▶ MATERIAL TO PROCESS

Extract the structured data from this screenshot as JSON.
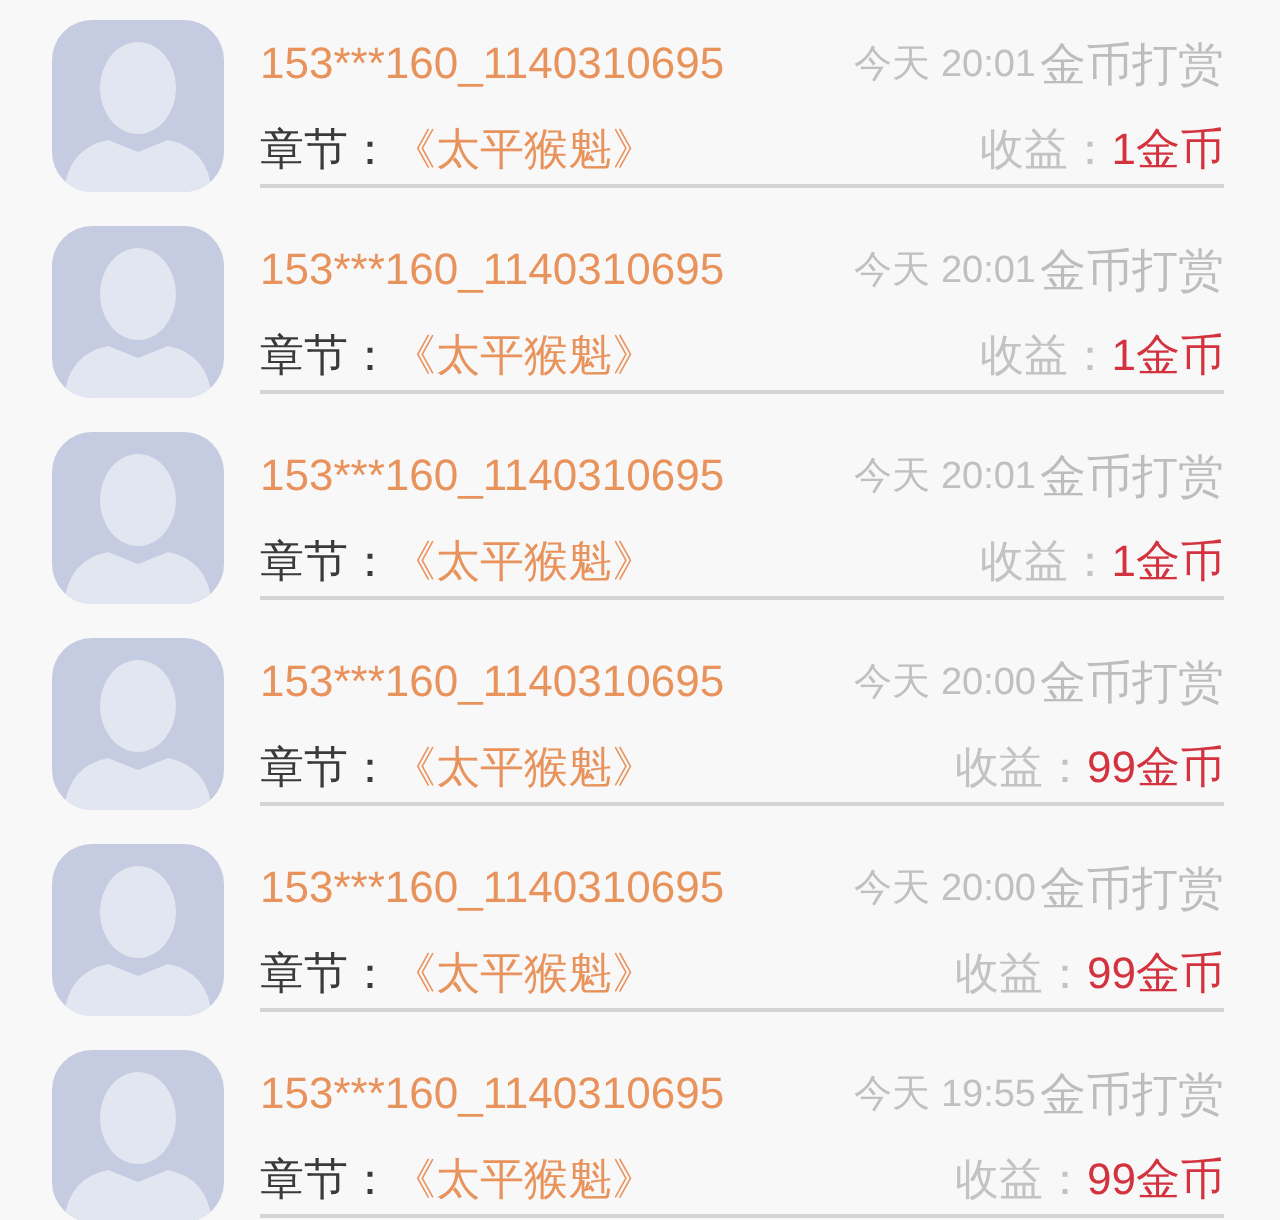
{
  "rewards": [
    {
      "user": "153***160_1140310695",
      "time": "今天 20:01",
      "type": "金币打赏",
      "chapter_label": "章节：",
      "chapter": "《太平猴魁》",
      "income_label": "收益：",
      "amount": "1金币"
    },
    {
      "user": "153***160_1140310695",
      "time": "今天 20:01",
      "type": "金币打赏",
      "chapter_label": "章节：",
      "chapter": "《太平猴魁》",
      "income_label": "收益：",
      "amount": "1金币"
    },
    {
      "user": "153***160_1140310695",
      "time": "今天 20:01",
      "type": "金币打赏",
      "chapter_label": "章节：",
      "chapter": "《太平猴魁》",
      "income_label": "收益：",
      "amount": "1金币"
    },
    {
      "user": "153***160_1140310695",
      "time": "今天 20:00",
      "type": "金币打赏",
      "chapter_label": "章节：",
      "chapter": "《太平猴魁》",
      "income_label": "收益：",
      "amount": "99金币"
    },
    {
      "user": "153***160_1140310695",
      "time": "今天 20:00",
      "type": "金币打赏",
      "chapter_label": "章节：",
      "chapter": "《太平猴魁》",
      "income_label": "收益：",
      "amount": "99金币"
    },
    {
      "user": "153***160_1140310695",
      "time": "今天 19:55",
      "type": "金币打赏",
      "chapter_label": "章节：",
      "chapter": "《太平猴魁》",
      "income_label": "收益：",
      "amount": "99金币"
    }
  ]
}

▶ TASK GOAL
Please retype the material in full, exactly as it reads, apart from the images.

▶ RESPONSE TO THE EXERCISE
Extract the structured data from this screenshot as JSON.
{
  "rewards": [
    {
      "user": "153***160_1140310695",
      "time": "今天 20:01",
      "type": "金币打赏",
      "chapter_label": "章节：",
      "chapter": "《太平猴魁》",
      "income_label": "收益：",
      "amount": "1金币"
    },
    {
      "user": "153***160_1140310695",
      "time": "今天 20:01",
      "type": "金币打赏",
      "chapter_label": "章节：",
      "chapter": "《太平猴魁》",
      "income_label": "收益：",
      "amount": "1金币"
    },
    {
      "user": "153***160_1140310695",
      "time": "今天 20:01",
      "type": "金币打赏",
      "chapter_label": "章节：",
      "chapter": "《太平猴魁》",
      "income_label": "收益：",
      "amount": "1金币"
    },
    {
      "user": "153***160_1140310695",
      "time": "今天 20:00",
      "type": "金币打赏",
      "chapter_label": "章节：",
      "chapter": "《太平猴魁》",
      "income_label": "收益：",
      "amount": "99金币"
    },
    {
      "user": "153***160_1140310695",
      "time": "今天 20:00",
      "type": "金币打赏",
      "chapter_label": "章节：",
      "chapter": "《太平猴魁》",
      "income_label": "收益：",
      "amount": "99金币"
    },
    {
      "user": "153***160_1140310695",
      "time": "今天 19:55",
      "type": "金币打赏",
      "chapter_label": "章节：",
      "chapter": "《太平猴魁》",
      "income_label": "收益：",
      "amount": "99金币"
    }
  ]
}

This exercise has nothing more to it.